Murkowski: Hmong “Stealth Heroes” Deserve Final Resting Place They Earned

Senator’s Bill Aims to Bury Hmong Allies Beside American Brothers-in-Arms

Senator Lisa Murkowski introduced bipartisan legislation this week to honor America’s dedicated Vietnam War-era allies: the Hmong Veterans’ Service Recognition Act.   The bill would allow members of the Hmong Special Guerilla Unit (SGU) who conducted support missions for American forces during Vietnam to be buried in national cemeteries.

6,000 Hmong-Americans – including a sizeable number living in Alaska – are veterans who put their lives on the line alongside Americans, and Murkowski has advocated for their burial rights for years.  Interring foreign-born servicemen in national cemeteries is not without precedent. The Veterans Benefits and Health Care Improvement Act of 2000 permitted Philippine veterans who helped America’s cause in World War II to be buried in national cemeteries.  Murkowski’s legislation would tie eligibility for burial rights to Hmong-Americans who were naturalized for their contribution to the United States’ war efforts.

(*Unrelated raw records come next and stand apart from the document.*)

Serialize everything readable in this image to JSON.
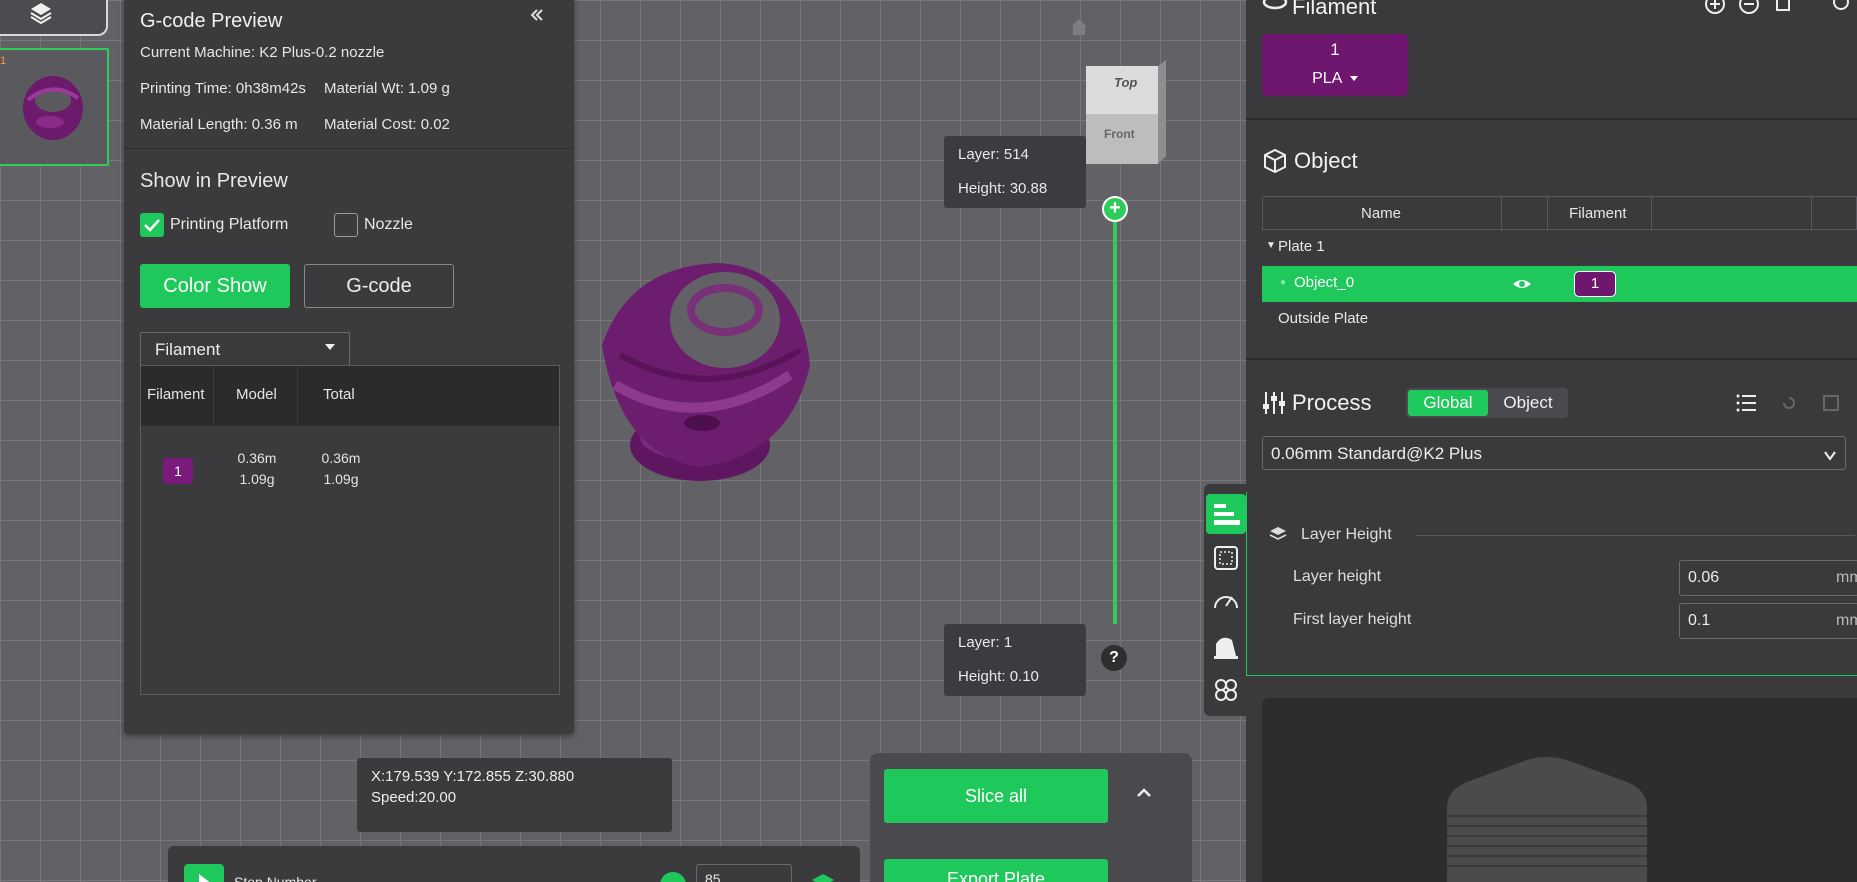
{
  "gcode_panel": {
    "title": "G-code Preview",
    "collapse_icon": "double-chevron-left",
    "current_machine": "Current Machine: K2 Plus-0.2 nozzle",
    "printing_time": "Printing Time: 0h38m42s",
    "material_wt": "Material Wt: 1.09 g",
    "material_length": "Material Length: 0.36 m",
    "material_cost": "Material Cost: 0.02",
    "show_in_preview": "Show in Preview",
    "printing_platform": "Printing Platform",
    "nozzle": "Nozzle",
    "color_show": "Color Show",
    "gcode": "G-code",
    "dropdown_value": "Filament",
    "table_headers": [
      "Filament",
      "Model",
      "Total"
    ],
    "row": {
      "filament": "1",
      "model_len": "0.36m",
      "model_wt": "1.09g",
      "total_len": "0.36m",
      "total_wt": "1.09g"
    }
  },
  "thumbnail": {
    "plate_number": "1"
  },
  "view_cube": {
    "top": "Top",
    "front": "Front"
  },
  "layer_slider": {
    "top_layer": "Layer: 514",
    "top_height": "Height: 30.88",
    "bottom_layer": "Layer: 1",
    "bottom_height": "Height: 0.10",
    "help": "?"
  },
  "coords": {
    "position": "X:179.539  Y:172.855  Z:30.880",
    "speed": "Speed:20.00"
  },
  "bottom_bar": {
    "step_label": "Step Number",
    "step_value": "85"
  },
  "slice": {
    "slice_all": "Slice all",
    "export": "Export Plate"
  },
  "right_panel": {
    "filament_title": "Filament",
    "filament_chip": {
      "number": "1",
      "type": "PLA"
    },
    "object_title": "Object",
    "object_headers": {
      "name": "Name",
      "filament": "Filament"
    },
    "plate": "Plate 1",
    "object_name": "Object_0",
    "object_filament": "1",
    "outside_plate": "Outside Plate",
    "process_title": "Process",
    "tab_global": "Global",
    "tab_object": "Object",
    "preset": "0.06mm Standard@K2 Plus",
    "layer_height_section": "Layer Height",
    "layer_height_label": "Layer height",
    "layer_height_value": "0.06",
    "layer_height_unit": "mm",
    "first_layer_label": "First layer height",
    "first_layer_value": "0.1",
    "first_layer_unit": "mm"
  },
  "colors": {
    "accent": "#1fc85a",
    "filament_purple": "#7a1a7a",
    "panel": "#3b3b3e"
  }
}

(Senator Murkowski visits with Hmong-Americans, including Pasert Lee from Alaska, in Washington, D.C. on Thursday.)

“Hmong-Americans who fought and risked their lives in secret for America deserve the same public respect and honor we give the men they served with and rescued,” said Murkowski.  “There are thousands of these Hmong stealth heroes living in the United States now, and this bill would give them the opportunity to be buried with their brothers-in-arms in national cemeteries.”

The bill is also being co-sponsored by Senators Dan Sullivan (R-AK), Al Franken (D-MN), Amy Klobuchar (D-MN) and Sheldon Whitehouse (D-RI).

Background:  During the Vietnam War, the CIA conducted covert operations in Laos utilizing thousands of Hmong volunteers – a minority group persecuted by communists in their home country – who conducted stealth operations and crossed enemy lines to save pilots downed by Vietnamese anti-aircraft fire.  Over 35,000 (of 100,000 total) Hmong lost their lives in connection to U.S. involvement in Vietnam.